EXERCISE DATA =
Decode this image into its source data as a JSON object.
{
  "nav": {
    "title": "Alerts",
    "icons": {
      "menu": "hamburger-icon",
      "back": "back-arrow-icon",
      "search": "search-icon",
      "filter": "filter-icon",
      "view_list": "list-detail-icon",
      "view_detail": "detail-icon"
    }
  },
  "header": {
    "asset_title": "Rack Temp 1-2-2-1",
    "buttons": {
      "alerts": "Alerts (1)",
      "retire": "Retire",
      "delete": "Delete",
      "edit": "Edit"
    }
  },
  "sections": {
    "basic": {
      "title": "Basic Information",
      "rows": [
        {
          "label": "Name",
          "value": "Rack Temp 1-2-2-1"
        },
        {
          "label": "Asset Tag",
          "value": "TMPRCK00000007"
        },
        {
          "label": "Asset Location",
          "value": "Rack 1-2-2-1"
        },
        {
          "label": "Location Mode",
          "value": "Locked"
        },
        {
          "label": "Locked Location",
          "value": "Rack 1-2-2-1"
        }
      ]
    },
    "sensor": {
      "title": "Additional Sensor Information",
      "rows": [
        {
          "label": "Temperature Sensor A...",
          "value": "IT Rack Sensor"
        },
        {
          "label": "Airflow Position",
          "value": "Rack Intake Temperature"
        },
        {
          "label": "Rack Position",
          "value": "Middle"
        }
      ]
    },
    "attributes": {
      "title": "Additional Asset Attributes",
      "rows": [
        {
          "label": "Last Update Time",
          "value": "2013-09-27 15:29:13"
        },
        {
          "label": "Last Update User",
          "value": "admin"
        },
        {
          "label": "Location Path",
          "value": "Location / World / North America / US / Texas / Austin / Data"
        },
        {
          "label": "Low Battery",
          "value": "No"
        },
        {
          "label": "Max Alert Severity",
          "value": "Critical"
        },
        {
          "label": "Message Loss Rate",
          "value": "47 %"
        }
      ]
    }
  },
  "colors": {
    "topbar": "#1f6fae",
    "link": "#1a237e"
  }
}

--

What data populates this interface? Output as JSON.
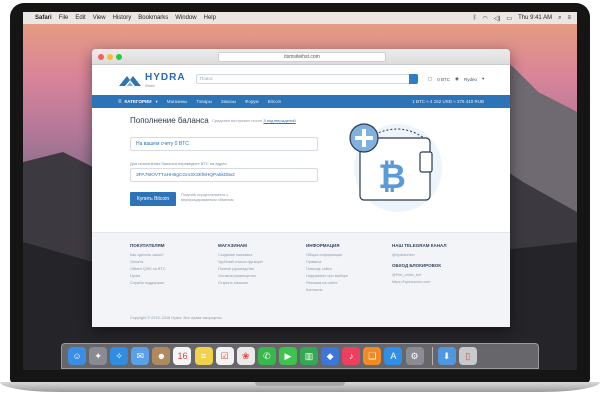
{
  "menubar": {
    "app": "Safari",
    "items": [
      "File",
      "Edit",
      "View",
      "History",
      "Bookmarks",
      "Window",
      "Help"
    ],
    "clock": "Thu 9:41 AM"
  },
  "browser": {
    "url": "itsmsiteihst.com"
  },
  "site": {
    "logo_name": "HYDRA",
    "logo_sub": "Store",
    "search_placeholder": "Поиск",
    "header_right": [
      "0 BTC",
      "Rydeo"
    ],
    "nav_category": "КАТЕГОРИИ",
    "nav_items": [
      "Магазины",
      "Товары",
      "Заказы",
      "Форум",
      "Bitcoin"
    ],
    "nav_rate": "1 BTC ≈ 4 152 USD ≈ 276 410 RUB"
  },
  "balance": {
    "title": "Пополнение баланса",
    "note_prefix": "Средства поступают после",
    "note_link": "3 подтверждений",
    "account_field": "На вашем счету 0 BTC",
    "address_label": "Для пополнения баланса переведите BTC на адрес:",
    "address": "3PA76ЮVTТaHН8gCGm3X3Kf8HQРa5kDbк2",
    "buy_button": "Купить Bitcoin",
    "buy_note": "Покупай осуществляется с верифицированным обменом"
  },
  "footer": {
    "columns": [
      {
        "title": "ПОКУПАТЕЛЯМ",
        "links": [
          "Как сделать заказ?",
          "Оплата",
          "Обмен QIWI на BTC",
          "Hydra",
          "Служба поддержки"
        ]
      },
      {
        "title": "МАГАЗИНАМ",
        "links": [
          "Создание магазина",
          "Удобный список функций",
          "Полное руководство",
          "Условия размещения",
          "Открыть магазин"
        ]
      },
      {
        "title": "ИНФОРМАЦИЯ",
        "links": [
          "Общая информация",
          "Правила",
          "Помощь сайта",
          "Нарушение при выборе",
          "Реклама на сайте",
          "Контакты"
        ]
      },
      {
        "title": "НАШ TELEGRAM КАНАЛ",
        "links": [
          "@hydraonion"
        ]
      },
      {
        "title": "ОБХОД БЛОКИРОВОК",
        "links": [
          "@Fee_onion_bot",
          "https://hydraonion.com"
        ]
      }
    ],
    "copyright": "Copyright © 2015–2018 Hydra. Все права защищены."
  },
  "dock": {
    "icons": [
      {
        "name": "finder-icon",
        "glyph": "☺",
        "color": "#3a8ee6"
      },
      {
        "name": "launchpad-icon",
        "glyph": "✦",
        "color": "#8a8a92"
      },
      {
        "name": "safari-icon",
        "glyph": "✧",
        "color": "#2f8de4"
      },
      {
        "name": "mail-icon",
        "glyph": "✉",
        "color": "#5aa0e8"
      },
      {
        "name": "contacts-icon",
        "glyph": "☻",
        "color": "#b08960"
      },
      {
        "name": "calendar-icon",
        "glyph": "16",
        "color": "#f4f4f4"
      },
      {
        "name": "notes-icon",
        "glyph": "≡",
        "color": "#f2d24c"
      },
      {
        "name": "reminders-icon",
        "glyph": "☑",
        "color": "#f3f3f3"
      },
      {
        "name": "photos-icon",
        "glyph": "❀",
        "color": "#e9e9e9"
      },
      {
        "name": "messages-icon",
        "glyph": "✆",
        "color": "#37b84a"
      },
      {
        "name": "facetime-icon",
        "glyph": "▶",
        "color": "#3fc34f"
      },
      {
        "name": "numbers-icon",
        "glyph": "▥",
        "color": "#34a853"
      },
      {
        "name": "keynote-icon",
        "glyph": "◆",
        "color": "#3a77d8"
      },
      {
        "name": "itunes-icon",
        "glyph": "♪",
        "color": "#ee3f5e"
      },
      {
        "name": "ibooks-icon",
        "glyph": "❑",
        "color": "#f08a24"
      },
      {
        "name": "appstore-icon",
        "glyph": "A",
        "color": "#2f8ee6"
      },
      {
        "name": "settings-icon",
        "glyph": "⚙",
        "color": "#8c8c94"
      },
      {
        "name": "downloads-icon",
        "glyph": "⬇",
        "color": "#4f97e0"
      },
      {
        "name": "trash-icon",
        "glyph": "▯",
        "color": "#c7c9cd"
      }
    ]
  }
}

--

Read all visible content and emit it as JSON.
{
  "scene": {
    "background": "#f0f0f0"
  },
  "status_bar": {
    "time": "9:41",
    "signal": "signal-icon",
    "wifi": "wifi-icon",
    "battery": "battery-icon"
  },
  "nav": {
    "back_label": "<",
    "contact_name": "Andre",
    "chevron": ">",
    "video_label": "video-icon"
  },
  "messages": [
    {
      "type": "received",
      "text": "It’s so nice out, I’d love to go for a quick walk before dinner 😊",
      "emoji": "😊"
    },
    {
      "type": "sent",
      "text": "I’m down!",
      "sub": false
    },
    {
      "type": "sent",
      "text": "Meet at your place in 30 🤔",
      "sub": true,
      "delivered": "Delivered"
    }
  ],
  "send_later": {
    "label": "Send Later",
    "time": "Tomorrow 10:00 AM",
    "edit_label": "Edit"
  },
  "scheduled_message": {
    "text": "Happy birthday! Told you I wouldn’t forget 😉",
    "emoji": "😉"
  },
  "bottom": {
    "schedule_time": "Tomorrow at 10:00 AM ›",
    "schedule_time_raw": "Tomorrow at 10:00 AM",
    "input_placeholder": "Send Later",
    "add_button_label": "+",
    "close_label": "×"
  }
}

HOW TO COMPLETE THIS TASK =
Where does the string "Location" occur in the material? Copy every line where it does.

SOLUTION FOR THIS PROBLEM =
          "label": "Asset Location",
          "label": "Location Mode",
          "label": "Locked Location",
          "label": "Location Path",
          "value": "Location / World / North America / US / Texas / Austin / Data"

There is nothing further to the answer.